The reason I did not put a strawberry plant in every hole, I wanted to leave space for new runners to attach on the sides and produce more plants and strawberries.  By alternating the top and bottom squares with plants, that allows potential for the top plants to run down to the bottom hole.

I am hoping the strawberry plants will do well this way.  These buckets will offer ease to the teens and families.  They will be able to move them around the porch, yard, house, etc. with ease.  They should also be very easy to maintain.  I am looking forward to seeing how they do!

Also this week, I found myself busy building our Farm and Food Training Center for our Land Blessing Ceremony on Thursday night.  I spent many wee hours working on it, and it was not perfect, but was very delicious!


Our land blessing was more of a Rural Resources’ family event to celebrate the milestone for our organization and to begin preparations for a better community!  The cake was a homemade zucchini cake with a cream cheese frosting.  The teens that came out for class today finished up the last bit, and wanted more!  It’s so exciting to see them try new (and some would say) crazy things.
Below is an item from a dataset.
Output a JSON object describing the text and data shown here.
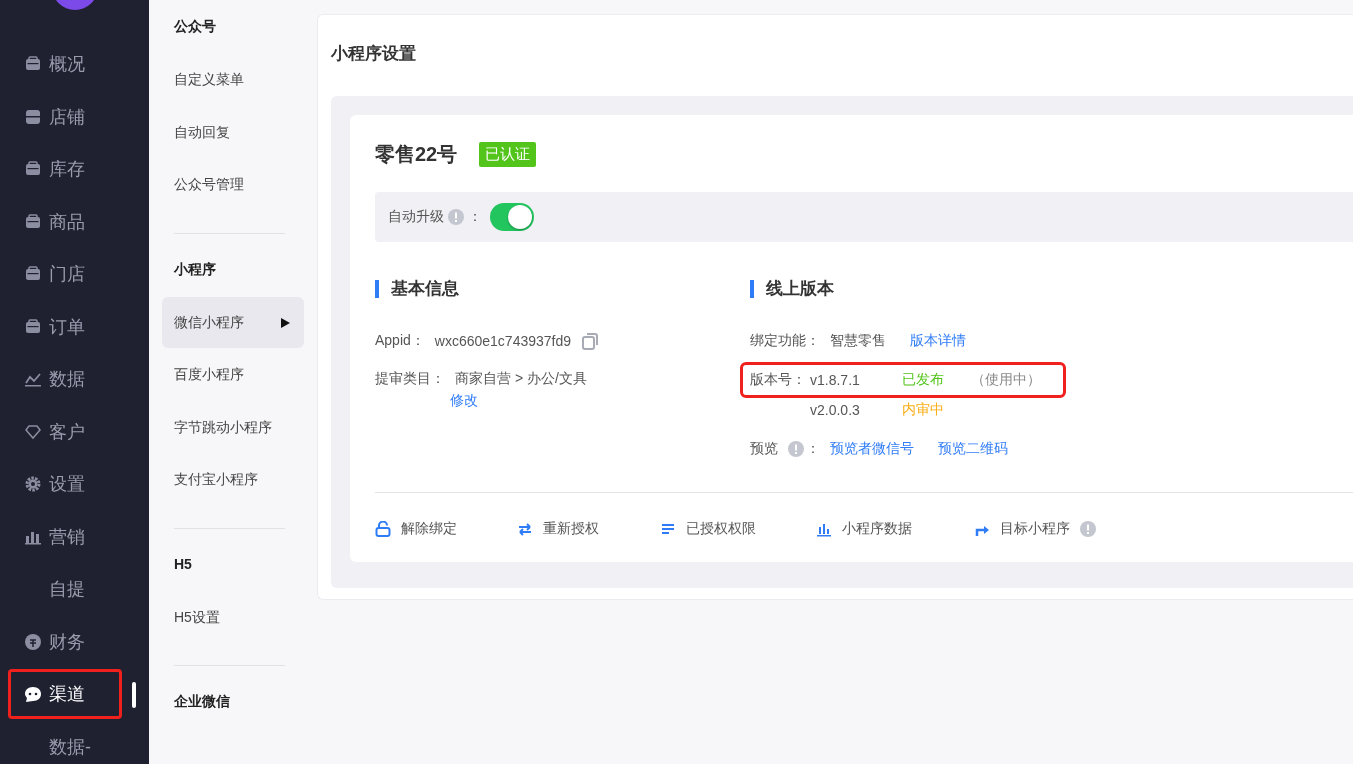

And coming up, we will be hosting, along with our local NRCS office, a soil health workshop.  Please join us if you are in the area.  The information will be presented for pastures, but the same concept exists for those growing vegetables.  It is all about building up the microbes and organisms in your soil so you do not have to fertilize.  Here is all the information, and more can be found on our website


Do you feed your animals below ground? Find out how…
Grazing for Soil Health Workshop
675 West Allens Bridge Road
May 7th, 2015 (rain date May 14th) 1:30-5:30 PM; $20 to register (includes workshop and supper)
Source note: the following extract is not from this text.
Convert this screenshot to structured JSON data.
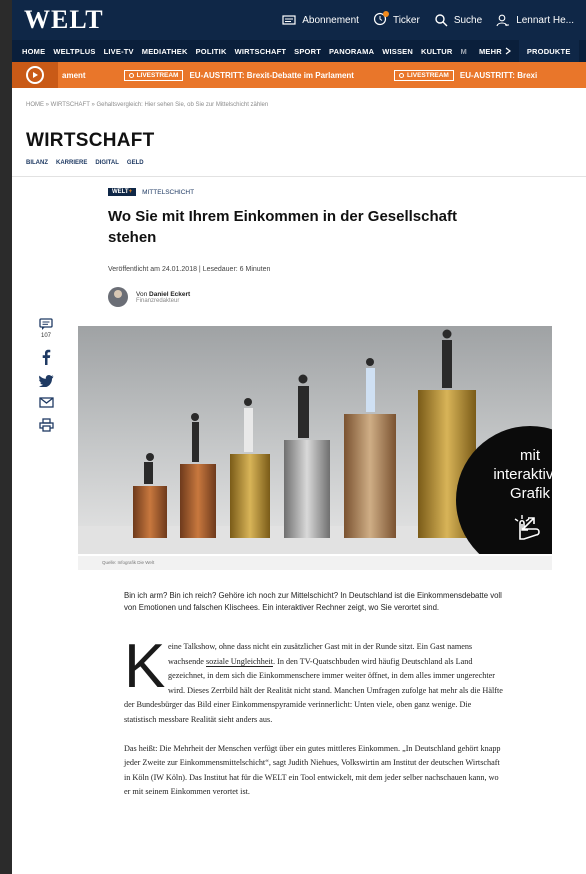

SPACES ARE LIMITED. Please register by Monday May 4th: 638-4771, ext. 3, or register online at

As seen on RFDTV, Greg Brann and many other experts will show you what your farm looks like below the surface–and why it matters to your pocketbook.
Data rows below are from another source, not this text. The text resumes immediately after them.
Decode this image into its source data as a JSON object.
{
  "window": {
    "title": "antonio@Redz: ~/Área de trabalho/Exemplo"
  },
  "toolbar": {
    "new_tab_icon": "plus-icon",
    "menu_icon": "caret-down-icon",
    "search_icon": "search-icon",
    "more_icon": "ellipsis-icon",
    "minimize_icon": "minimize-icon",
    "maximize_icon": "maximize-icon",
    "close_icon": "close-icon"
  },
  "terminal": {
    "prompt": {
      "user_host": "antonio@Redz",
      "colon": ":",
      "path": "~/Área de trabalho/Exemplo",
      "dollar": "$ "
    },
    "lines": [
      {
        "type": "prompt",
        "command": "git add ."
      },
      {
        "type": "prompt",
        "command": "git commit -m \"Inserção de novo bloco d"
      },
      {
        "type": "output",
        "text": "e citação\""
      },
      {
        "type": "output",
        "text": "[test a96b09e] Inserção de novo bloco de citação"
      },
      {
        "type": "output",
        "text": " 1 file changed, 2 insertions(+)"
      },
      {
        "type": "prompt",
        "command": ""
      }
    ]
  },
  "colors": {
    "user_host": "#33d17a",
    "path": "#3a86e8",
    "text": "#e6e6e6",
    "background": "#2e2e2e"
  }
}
Hands on demonstrations will show you…
-The Soil Food Web
-Indicator Plants to Help Assess Soil Health
-Effects of Overgrazing
-Soil Testing

I hope to see some of you there!